Component data from apps and pages:

..............................

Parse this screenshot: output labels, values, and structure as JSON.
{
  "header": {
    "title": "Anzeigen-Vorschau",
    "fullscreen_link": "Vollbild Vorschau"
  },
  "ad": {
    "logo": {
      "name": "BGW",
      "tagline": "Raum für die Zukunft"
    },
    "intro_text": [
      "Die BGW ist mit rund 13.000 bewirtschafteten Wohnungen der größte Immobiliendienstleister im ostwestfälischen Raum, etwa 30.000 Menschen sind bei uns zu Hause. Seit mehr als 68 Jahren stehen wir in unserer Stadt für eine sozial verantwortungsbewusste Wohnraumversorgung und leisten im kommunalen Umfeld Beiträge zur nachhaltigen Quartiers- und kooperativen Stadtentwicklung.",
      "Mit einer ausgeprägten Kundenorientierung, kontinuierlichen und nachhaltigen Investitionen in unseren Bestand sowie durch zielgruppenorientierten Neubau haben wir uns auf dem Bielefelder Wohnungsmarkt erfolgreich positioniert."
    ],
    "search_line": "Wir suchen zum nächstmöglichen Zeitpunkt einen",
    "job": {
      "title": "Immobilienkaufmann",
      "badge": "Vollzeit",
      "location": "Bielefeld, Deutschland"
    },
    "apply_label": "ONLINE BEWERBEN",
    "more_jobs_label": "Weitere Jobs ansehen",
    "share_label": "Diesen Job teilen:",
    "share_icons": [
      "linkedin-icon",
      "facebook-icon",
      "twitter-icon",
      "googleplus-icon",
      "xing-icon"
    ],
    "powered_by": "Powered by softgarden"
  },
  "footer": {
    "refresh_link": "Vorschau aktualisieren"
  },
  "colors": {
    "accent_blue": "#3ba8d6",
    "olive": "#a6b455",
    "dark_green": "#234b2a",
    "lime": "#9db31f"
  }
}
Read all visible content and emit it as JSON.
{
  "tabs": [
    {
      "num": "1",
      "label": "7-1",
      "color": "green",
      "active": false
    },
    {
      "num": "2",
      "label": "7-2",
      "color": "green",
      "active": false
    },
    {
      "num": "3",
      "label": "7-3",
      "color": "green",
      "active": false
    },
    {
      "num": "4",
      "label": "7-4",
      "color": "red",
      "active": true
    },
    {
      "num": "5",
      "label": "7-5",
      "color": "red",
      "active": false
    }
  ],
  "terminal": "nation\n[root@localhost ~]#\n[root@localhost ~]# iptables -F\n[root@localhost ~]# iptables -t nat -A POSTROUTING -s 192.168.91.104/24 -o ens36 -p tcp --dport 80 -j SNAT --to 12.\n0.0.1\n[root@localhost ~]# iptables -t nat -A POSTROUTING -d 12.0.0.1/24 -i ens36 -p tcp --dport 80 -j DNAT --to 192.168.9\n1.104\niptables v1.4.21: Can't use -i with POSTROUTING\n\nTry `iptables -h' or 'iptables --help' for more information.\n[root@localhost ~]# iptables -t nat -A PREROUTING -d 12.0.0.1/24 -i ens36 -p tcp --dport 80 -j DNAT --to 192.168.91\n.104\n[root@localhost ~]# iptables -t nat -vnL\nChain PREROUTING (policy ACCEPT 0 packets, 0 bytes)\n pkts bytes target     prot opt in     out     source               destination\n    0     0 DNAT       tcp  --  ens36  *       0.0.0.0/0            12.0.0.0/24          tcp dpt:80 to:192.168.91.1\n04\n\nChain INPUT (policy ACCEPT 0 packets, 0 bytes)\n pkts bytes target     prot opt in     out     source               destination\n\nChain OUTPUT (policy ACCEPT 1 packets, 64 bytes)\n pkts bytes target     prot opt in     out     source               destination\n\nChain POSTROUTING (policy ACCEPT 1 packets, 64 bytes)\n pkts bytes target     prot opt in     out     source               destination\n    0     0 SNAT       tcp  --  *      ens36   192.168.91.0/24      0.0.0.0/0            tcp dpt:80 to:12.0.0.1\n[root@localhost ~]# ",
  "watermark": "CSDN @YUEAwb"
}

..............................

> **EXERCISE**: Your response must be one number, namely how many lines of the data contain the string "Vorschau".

> **YOUR RESPONSE**: 3